Perhaps if you can't beat them, you should join them. But airlines aren't looking that far ahead yet. Perhaps they'll start screaming when gas prices go back up again. I don't quite understand why they can't see the future in which higher oil prices make life for airlines hard. If last summer wasn't a wake up call, they'll be getting water splashed in their face soon.
After his speech, I asked Kelly whether his company would likely oppose high-speed passenger rail, given how precious every dollar has become to the airlines. Southwest's opposition years ago was a key reason a previous effort to build a high-speed line linking Dallas, Austin and Houston died. (Trains are seen by many as likely to compete with and in some cases perhaps eliminate short-haul flights.)
He said it's too early to oppose any particular plan, but said federal support for bullet trains shouldn't put airlines like his at a competitive disadvantage.
Thursday, August 13, 2009
Southwest Airlines CEO Fires First Shot

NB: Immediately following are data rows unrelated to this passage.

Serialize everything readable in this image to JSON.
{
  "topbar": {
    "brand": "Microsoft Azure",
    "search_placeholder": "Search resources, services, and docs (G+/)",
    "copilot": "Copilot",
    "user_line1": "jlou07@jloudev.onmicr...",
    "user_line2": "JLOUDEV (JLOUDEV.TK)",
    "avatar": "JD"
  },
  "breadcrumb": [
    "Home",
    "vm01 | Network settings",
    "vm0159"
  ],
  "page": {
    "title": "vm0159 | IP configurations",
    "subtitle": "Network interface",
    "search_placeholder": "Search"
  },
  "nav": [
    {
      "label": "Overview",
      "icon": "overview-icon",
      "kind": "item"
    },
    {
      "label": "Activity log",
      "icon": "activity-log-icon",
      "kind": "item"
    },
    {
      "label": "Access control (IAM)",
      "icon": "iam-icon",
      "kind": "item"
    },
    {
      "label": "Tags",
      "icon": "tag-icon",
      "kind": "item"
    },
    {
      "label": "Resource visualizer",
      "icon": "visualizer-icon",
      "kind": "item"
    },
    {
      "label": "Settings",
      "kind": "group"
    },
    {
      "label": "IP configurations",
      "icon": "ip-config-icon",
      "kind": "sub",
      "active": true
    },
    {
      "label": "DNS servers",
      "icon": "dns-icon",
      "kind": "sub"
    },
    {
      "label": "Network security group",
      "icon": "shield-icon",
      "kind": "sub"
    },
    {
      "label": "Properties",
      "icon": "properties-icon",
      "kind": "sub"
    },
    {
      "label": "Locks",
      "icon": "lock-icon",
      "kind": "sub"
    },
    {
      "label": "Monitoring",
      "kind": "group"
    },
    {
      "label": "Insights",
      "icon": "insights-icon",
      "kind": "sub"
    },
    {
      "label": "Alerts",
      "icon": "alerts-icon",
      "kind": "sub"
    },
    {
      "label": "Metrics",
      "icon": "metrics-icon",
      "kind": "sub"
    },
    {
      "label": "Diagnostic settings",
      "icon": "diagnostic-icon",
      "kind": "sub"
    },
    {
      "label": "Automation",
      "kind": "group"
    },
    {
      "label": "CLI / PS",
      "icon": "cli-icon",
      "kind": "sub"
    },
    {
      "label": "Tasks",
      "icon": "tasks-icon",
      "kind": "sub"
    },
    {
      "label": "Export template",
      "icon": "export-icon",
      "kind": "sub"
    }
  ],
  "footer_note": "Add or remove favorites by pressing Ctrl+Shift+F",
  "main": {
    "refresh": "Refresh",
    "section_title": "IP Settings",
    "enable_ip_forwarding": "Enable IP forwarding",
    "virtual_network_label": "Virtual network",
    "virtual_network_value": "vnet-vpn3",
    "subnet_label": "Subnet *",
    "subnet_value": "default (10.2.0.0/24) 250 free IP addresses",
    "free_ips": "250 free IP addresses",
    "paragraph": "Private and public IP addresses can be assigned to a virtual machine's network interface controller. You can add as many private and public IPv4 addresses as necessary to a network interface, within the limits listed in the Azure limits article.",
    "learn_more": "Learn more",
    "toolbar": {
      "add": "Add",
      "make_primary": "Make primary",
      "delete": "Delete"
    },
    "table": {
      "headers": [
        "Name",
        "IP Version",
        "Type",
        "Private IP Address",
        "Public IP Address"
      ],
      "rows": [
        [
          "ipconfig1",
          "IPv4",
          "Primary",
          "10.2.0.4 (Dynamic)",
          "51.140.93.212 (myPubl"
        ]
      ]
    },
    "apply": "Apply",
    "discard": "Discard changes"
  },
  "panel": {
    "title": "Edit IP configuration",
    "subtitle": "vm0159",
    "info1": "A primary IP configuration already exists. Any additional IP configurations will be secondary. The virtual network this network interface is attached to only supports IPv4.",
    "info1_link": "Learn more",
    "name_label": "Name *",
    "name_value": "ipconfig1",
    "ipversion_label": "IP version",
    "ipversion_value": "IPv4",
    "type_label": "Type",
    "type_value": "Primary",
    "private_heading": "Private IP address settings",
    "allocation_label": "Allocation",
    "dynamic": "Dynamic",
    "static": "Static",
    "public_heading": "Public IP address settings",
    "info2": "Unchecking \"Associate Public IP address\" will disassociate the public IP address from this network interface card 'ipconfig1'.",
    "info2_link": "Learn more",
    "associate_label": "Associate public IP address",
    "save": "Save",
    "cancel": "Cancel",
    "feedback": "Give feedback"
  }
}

And so it begins. the Southwest Airlines CEO believes that the federal government shouldn't give it a competitive advantage.